“The Home of the Water Wars” spawned a 2015 state law prohibiting water marketers from suing individual members of local groundwater boards.
Independent Texans, a nonpartisan group that opposes a San Antonio Water System plan to funnel millions of gallons of water from the rural region, hailed the legislation.
“This ‘little bill’ has huge implications by putting the stop to water marketers using lawsuits as a club to have their way with water board members by suing them individually,” said Independent Texans founder Linda Curtis.
Republican Rep. John Cyrier — representing Bastrop, Lee, Caldwell, Gonzales and Karnes counties — authored HB 3163. The measure was co-authored by Rep. Jason Isaac, R-Dripping Springs, and sponsored in the Senate by Democrat Kirk Watson of Austin. Gov. Greg Abbott signed the bill into law last June.
Cyrier faces Brent Golemon in a GOP primary that will decide the House District 17 contest. With no Democrats on the ballot, the two have jousted over water policy in their winner-take-all contest.
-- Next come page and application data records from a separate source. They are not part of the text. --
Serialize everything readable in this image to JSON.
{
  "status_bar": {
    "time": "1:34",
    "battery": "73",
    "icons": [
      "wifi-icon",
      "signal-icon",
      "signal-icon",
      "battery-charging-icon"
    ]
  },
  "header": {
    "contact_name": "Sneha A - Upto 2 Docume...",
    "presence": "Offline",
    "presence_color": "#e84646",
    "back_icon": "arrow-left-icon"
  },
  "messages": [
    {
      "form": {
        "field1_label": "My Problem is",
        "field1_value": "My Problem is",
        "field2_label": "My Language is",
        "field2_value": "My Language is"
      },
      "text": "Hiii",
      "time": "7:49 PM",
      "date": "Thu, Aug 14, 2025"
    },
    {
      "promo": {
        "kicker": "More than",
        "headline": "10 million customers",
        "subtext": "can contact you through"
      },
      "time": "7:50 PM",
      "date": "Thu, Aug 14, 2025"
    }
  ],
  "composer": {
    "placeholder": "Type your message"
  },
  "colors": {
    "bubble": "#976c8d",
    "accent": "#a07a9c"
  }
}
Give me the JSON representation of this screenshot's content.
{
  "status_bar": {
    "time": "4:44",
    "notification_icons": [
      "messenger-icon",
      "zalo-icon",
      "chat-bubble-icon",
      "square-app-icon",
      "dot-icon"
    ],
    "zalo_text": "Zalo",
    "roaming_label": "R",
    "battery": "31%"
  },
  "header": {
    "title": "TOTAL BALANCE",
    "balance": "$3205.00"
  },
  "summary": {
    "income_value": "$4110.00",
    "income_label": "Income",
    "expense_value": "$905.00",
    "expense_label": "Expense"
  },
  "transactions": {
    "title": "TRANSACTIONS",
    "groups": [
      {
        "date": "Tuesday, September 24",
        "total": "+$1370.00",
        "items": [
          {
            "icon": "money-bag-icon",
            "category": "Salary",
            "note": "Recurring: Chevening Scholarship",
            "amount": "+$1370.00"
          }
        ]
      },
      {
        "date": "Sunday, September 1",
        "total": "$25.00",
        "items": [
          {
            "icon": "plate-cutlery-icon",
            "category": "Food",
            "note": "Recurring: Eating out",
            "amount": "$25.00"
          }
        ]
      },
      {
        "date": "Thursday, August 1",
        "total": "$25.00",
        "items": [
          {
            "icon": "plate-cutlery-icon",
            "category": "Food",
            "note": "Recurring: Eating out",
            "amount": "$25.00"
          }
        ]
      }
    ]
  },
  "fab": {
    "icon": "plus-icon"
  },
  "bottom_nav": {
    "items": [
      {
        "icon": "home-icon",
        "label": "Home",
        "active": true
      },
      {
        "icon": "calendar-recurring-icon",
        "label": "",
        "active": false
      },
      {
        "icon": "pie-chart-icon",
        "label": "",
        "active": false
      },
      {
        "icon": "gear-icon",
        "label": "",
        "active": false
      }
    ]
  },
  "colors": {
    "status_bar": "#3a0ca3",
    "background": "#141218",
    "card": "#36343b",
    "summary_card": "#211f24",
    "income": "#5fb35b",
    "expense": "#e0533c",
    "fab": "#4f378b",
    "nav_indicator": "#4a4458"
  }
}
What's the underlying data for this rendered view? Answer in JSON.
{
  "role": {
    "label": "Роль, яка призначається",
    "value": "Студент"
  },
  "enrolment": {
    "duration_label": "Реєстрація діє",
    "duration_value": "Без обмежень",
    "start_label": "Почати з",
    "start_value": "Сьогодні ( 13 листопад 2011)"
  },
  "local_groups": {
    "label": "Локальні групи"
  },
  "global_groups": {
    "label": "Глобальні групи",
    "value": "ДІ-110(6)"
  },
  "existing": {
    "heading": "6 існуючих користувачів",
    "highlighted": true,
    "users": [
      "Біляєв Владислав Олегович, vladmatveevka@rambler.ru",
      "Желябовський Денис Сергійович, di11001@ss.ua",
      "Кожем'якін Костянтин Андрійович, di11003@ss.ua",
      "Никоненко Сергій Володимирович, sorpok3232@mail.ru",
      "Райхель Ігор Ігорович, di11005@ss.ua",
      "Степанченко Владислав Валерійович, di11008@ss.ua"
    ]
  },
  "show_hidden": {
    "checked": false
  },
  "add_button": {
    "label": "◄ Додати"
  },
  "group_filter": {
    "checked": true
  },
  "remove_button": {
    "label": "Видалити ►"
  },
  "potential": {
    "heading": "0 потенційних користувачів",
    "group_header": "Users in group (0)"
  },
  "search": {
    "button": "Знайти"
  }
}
For his part, Golemon said he has not accepted campaign contributions from organizations “which I know do not desire to protect rural water rights.” He asserted that Cyrier allowed another bill designed to strengthen local water districts to fail for “political purposes.”
Curtis said Golemon “positions himself on water like Cyrier but has done nothing to help us.” Calling water “the No. 1 issue,” she said, “It gets people fighting more than any other across partisan lines.”
Forget it, Jake
San Antonio’s proposed pipeline is reminiscent of Los Angeles’ rural water grab depicted in the 1974 movie “Chinatown.”
Residents of Texas House District 17 worry that their farms and ranches will be destroyed the way Central California’s Owens Valley and Mono Lake were drained to slake LA’s voracious thirst.
Critics say San Antonio’s Vista Ridge water pipeline project, in partnership with the Spanish engineering firm Abengoa, is a bum deal for taxpayers at both ends of the straw.
“It’s inequitable because it forces current ratepayers to foot the entire bill for massive amounts of water they don’t need, while new development avoids impact fees and stands ready to buy ‘excess’ Vista Ridge water at discounted rates,” according to a 36-page analysis of the project.
The San Antonio Water System projects that its residential rates will rise 50 percent over five years to pay for the public-private venture.
The rural water purchase is not a done deal. Landowners in Burleson and Milam counties are resisting.
Cyrier’s bill forced one water purveyor, the Forestar Group, to drop its lawsuits against members of the Lost Pines Groundwater Conservation District. Nevertheless, Forestar won approval last December to withdraw 28,500 acre-feet of water annually from the Simsboro Aquifer in Lee County.
“We’re getting ready for the next session when the Legislature — under the heels of the real estate lobby and municipal governments — is going to try to take away any semblance of local control of groundwater districts,” Curtis told Watchdog.org.
“The groundwater districts are a mixed bag,” she acknowledged, “but they are the only local control we have.”
Kenric Ward writes for the Texas Bureau of Watchdog.org. Contact him at [email protected]. @Kenricward